Would you restate every entry below word for word? Leave out the pictures.

Items from a data source:
[Start of section]

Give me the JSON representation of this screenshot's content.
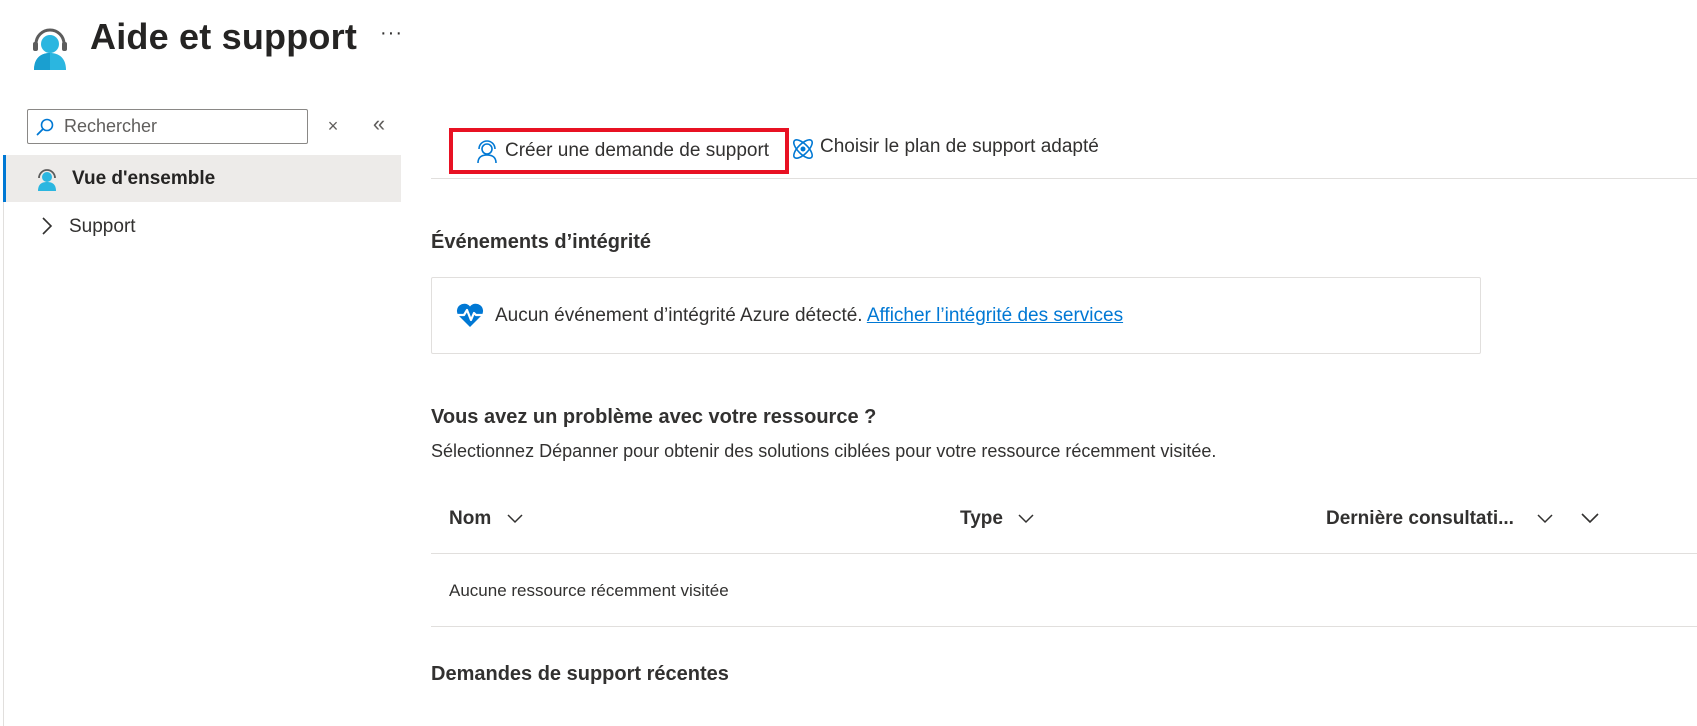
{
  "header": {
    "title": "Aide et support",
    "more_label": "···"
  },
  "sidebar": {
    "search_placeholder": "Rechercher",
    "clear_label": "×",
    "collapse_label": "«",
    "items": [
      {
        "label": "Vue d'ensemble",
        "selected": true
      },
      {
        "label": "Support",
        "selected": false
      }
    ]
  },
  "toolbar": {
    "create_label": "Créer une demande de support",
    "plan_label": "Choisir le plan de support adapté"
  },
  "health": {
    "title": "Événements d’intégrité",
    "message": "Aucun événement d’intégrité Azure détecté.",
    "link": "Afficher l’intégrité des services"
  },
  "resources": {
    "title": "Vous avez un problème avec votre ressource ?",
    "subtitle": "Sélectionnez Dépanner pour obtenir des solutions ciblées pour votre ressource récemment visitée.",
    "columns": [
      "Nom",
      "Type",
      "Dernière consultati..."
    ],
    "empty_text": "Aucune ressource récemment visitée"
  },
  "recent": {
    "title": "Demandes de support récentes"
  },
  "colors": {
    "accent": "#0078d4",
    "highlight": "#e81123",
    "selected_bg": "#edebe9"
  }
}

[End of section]

Output of the exercise -
Give me the JSON representation of this screenshot's content.
{
  "header": {
    "title": "Aide et support",
    "more_label": "···"
  },
  "sidebar": {
    "search_placeholder": "Rechercher",
    "clear_label": "×",
    "collapse_label": "«",
    "items": [
      {
        "label": "Vue d'ensemble",
        "selected": true
      },
      {
        "label": "Support",
        "selected": false
      }
    ]
  },
  "toolbar": {
    "create_label": "Créer une demande de support",
    "plan_label": "Choisir le plan de support adapté"
  },
  "health": {
    "title": "Événements d’intégrité",
    "message": "Aucun événement d’intégrité Azure détecté.",
    "link": "Afficher l’intégrité des services"
  },
  "resources": {
    "title": "Vous avez un problème avec votre ressource ?",
    "subtitle": "Sélectionnez Dépanner pour obtenir des solutions ciblées pour votre ressource récemment visitée.",
    "columns": [
      "Nom",
      "Type",
      "Dernière consultati..."
    ],
    "empty_text": "Aucune ressource récemment visitée"
  },
  "recent": {
    "title": "Demandes de support récentes"
  },
  "colors": {
    "accent": "#0078d4",
    "highlight": "#e81123",
    "selected_bg": "#edebe9"
  }
}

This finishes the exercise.